### WORK INSTRUCTION
The required output is the line that contains "Enumerate this screenshot's" and every line after it, each written out exactly, up to the end of the entries.

╭─ GIVEN INFORMATION

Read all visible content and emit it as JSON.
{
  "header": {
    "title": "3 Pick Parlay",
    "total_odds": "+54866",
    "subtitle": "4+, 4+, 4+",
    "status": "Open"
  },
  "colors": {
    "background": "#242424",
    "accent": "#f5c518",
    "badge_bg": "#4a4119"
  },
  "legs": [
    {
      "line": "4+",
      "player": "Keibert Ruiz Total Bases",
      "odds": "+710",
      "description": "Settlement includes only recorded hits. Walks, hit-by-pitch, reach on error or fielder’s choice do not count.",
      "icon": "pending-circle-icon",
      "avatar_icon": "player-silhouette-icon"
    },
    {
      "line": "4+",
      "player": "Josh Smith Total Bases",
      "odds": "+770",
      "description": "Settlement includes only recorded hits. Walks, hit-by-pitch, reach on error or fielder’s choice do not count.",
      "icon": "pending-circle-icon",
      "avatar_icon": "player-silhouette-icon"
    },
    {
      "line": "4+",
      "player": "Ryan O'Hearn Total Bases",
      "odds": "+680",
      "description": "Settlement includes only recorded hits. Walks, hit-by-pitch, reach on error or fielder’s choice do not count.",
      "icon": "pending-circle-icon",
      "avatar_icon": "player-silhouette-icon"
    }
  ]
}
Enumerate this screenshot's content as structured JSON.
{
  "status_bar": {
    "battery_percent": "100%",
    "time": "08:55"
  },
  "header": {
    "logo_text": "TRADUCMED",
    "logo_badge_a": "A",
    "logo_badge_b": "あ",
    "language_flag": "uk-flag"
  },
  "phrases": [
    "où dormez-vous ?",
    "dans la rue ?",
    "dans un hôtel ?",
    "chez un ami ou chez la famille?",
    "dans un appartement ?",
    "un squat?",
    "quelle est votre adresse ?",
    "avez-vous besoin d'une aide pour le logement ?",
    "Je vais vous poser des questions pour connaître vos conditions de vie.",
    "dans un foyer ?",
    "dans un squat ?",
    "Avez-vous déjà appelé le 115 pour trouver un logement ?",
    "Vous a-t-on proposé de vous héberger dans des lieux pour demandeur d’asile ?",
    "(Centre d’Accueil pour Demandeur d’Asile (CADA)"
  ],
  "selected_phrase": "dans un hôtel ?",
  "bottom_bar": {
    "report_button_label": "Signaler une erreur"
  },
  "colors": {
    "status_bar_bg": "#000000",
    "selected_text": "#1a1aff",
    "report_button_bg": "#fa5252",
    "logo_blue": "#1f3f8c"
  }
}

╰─

### ANSWER BELOW
Enumerate this screenshot's content as structured JSON.
{
  "status_bar": {
    "battery_percent": "100%",
    "time": "08:55"
  },
  "header": {
    "logo_text": "TRADUCMED",
    "logo_badge_a": "A",
    "logo_badge_b": "あ",
    "language_flag": "uk-flag"
  },
  "phrases": [
    "où dormez-vous ?",
    "dans la rue ?",
    "dans un hôtel ?",
    "chez un ami ou chez la famille?",
    "dans un appartement ?",
    "un squat?",
    "quelle est votre adresse ?",
    "avez-vous besoin d'une aide pour le logement ?",
    "Je vais vous poser des questions pour connaître vos conditions de vie.",
    "dans un foyer ?",
    "dans un squat ?",
    "Avez-vous déjà appelé le 115 pour trouver un logement ?",
    "Vous a-t-on proposé de vous héberger dans des lieux pour demandeur d’asile ?",
    "(Centre d’Accueil pour Demandeur d’Asile (CADA)"
  ],
  "selected_phrase": "dans un hôtel ?",
  "bottom_bar": {
    "report_button_label": "Signaler une erreur"
  },
  "colors": {
    "status_bar_bg": "#000000",
    "selected_text": "#1a1aff",
    "report_button_bg": "#fa5252",
    "logo_blue": "#1f3f8c"
  }
}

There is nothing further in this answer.